Exercise:
Whenever a line below includes "Procedural", add it to the tally, then give the total and nothing more.

Data records for software interfaces
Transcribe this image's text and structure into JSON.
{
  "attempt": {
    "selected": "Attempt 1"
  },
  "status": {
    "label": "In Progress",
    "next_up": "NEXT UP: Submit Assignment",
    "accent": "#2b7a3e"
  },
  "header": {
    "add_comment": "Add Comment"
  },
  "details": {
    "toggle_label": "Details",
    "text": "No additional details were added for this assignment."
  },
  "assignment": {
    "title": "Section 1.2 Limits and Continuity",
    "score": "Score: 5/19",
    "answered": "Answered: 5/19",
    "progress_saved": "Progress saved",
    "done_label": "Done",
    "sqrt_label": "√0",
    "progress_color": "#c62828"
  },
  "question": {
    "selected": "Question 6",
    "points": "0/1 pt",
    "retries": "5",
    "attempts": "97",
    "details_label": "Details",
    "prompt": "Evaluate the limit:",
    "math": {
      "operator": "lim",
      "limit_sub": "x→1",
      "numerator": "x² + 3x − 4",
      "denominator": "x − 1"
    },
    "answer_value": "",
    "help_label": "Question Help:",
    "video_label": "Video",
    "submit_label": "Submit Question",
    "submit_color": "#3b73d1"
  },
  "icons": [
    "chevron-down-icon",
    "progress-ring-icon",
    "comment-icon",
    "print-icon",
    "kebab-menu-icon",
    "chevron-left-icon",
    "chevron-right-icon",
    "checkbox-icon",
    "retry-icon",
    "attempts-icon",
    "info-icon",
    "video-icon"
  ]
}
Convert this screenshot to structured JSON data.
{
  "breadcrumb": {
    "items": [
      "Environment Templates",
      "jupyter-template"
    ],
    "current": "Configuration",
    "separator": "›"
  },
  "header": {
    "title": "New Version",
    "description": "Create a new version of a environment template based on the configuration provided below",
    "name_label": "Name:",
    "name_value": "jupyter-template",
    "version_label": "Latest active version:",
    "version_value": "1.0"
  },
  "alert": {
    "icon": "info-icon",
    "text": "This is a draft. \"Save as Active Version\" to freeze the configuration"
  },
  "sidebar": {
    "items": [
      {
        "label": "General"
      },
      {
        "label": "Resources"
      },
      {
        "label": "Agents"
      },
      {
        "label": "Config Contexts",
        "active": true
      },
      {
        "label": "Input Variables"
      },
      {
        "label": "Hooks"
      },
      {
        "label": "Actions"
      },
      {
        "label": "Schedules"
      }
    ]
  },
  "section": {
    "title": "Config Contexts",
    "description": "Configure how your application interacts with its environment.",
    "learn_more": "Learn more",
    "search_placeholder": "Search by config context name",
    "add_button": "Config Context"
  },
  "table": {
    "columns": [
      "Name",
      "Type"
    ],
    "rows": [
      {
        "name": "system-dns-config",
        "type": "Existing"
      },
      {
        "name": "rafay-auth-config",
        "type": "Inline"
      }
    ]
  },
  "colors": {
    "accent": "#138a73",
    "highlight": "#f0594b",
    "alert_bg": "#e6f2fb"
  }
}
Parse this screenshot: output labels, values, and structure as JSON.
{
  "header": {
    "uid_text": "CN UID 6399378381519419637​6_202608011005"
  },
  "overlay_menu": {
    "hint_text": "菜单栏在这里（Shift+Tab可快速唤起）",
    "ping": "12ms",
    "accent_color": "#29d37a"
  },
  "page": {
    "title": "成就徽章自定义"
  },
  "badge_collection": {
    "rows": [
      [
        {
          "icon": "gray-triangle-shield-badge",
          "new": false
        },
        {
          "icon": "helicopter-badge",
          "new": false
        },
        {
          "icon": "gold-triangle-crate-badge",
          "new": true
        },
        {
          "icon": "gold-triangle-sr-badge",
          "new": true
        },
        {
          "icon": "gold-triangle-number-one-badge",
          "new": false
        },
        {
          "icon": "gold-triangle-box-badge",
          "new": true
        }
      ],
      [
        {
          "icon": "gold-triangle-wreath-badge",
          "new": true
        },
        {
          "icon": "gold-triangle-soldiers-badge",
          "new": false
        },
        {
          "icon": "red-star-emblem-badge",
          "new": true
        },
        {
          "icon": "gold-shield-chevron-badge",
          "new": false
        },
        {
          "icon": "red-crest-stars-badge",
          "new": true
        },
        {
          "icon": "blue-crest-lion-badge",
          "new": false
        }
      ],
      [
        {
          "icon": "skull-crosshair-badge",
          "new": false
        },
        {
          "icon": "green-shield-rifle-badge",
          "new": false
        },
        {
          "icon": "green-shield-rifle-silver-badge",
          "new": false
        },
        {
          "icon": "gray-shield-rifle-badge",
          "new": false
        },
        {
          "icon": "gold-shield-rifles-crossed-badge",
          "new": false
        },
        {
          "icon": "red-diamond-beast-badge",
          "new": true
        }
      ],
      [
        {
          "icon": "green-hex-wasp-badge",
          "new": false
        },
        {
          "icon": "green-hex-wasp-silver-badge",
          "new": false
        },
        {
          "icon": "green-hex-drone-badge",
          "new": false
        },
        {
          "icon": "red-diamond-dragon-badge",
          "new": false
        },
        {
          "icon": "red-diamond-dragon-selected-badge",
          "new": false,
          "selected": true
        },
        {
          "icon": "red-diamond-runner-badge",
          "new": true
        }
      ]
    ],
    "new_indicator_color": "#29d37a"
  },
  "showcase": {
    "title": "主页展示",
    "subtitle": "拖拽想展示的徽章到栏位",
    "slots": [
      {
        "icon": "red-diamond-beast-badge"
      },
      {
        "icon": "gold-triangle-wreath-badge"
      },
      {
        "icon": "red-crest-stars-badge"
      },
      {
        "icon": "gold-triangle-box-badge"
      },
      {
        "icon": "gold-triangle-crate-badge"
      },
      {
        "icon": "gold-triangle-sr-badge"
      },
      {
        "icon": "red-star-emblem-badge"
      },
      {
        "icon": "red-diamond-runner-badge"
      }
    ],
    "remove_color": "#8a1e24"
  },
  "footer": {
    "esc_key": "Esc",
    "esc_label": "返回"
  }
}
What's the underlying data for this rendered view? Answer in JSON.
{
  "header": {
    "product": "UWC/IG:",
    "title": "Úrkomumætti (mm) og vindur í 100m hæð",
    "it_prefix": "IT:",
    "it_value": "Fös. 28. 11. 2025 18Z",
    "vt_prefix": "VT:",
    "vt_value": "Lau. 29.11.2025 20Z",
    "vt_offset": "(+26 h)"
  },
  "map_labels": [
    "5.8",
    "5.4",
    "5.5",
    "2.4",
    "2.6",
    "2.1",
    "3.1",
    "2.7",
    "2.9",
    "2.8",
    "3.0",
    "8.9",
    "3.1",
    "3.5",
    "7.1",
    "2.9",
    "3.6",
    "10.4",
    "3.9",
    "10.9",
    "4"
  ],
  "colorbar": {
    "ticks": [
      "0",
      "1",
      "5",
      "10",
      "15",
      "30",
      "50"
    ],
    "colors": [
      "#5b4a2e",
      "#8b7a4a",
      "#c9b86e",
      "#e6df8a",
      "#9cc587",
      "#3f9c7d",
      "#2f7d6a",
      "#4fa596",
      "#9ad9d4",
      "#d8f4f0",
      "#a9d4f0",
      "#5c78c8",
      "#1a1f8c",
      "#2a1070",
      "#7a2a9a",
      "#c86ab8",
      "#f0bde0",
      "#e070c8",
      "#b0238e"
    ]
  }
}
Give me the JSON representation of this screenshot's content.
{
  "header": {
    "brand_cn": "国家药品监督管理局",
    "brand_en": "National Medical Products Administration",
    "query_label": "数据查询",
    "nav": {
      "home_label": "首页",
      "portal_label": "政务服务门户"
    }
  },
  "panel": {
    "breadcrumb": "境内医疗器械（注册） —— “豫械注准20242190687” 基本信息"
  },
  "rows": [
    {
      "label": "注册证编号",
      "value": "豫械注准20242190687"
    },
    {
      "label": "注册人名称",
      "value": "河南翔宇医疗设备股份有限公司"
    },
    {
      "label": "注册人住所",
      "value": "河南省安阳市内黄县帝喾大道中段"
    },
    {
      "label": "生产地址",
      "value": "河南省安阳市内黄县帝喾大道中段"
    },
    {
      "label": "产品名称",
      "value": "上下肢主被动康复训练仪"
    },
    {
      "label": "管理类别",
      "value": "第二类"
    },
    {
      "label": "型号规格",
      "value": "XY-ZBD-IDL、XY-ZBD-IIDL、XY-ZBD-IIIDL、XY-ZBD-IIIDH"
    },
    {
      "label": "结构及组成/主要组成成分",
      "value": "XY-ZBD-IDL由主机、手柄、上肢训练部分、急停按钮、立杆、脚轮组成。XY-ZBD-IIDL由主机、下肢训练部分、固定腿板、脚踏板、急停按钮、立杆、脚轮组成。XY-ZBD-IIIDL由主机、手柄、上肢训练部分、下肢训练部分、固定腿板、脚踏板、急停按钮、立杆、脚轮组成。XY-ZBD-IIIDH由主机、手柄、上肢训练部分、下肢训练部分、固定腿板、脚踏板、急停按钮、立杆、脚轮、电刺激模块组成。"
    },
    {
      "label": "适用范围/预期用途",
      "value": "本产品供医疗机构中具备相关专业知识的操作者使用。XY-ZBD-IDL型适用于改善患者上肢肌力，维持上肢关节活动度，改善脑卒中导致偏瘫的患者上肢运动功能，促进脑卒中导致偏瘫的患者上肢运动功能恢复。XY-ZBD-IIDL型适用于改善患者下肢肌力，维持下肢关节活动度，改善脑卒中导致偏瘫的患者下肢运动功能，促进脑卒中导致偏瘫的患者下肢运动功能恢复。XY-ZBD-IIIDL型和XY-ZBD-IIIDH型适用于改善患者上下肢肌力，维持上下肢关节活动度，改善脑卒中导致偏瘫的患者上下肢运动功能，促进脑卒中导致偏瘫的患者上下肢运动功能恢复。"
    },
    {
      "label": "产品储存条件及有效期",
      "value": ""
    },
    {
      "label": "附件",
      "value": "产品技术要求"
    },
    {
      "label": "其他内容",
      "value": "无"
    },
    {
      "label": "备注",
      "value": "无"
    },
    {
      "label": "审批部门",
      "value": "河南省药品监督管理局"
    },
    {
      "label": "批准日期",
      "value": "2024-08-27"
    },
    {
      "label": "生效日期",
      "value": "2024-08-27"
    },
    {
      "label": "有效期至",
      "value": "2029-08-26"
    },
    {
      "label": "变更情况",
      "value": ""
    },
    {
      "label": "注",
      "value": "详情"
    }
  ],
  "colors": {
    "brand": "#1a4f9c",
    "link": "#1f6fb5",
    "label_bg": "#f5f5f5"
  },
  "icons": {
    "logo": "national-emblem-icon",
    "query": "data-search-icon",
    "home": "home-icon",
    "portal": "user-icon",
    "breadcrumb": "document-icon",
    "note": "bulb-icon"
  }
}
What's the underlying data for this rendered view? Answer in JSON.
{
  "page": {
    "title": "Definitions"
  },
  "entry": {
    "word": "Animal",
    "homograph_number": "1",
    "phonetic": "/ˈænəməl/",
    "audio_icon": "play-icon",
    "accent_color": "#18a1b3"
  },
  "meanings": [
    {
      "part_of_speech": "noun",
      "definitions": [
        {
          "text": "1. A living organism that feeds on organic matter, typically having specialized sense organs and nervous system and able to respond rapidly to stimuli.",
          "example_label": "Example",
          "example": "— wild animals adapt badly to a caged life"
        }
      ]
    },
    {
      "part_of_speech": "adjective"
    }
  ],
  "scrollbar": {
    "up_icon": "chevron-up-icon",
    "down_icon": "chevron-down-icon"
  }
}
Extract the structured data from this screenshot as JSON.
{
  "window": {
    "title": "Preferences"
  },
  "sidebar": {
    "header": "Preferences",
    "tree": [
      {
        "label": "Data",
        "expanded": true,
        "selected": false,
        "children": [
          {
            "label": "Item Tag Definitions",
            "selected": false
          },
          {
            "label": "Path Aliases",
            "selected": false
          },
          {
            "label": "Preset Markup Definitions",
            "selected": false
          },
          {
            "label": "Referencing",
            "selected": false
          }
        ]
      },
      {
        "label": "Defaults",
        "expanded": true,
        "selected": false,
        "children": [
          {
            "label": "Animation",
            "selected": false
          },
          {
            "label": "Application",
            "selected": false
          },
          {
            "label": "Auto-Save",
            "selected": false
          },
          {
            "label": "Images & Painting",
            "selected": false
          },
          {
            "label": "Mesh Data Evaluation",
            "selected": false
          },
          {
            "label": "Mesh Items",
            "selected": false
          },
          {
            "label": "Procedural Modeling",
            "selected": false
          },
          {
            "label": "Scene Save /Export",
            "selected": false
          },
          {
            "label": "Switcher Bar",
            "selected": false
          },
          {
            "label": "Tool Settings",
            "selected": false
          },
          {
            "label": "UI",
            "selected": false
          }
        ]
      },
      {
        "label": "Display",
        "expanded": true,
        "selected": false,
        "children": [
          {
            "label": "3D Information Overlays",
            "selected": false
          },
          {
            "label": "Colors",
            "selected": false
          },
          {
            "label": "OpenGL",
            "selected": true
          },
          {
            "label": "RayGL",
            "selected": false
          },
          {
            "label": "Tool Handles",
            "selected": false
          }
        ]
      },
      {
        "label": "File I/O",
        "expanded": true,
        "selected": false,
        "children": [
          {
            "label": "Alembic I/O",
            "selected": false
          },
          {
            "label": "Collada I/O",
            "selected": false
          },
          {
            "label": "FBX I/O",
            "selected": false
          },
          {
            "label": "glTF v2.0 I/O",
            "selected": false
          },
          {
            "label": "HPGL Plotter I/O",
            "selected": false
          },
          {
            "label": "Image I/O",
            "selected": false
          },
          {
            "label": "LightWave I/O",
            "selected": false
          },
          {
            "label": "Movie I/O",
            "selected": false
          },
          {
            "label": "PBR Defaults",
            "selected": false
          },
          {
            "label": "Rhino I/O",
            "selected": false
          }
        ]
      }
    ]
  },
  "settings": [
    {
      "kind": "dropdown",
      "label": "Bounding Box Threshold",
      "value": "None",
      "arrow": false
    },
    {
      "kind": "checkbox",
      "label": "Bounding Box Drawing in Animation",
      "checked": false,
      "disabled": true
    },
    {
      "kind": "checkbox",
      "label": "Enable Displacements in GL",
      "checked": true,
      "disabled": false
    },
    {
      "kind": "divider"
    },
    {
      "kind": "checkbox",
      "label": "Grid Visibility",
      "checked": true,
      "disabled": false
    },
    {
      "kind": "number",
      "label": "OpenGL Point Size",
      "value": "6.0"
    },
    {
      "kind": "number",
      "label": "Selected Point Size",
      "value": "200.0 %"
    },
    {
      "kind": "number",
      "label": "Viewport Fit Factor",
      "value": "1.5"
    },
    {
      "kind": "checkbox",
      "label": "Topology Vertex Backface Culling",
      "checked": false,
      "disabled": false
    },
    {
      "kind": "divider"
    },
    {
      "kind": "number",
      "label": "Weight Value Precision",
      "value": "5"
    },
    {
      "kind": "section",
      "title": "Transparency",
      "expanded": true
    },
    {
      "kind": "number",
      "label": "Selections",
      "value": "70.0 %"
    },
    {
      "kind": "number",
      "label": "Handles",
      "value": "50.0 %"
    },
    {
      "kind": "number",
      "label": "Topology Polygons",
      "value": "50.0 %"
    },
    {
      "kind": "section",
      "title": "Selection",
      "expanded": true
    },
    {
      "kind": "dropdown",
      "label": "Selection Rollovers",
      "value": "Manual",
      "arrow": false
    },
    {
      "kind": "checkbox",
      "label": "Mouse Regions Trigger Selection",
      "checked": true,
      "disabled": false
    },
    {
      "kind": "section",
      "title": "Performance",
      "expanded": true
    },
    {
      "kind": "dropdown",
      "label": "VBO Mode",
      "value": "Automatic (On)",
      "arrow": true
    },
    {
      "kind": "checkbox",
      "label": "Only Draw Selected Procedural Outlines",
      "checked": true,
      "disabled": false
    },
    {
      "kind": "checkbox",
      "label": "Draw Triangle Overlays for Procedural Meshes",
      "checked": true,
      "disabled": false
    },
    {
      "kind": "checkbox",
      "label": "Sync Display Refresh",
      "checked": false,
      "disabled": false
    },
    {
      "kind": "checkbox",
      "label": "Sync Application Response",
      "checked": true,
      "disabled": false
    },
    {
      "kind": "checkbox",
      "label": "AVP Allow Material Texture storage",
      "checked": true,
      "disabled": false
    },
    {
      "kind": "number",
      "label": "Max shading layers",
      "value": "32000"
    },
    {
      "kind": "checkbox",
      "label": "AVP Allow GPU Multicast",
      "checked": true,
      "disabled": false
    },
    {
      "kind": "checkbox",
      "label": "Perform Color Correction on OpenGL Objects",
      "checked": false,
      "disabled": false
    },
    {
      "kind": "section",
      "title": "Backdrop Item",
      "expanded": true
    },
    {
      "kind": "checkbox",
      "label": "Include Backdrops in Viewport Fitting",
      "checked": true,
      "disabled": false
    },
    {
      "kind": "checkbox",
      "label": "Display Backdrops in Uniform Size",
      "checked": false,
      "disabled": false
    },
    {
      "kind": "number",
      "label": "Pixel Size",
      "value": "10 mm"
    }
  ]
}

Answer to the problem:
3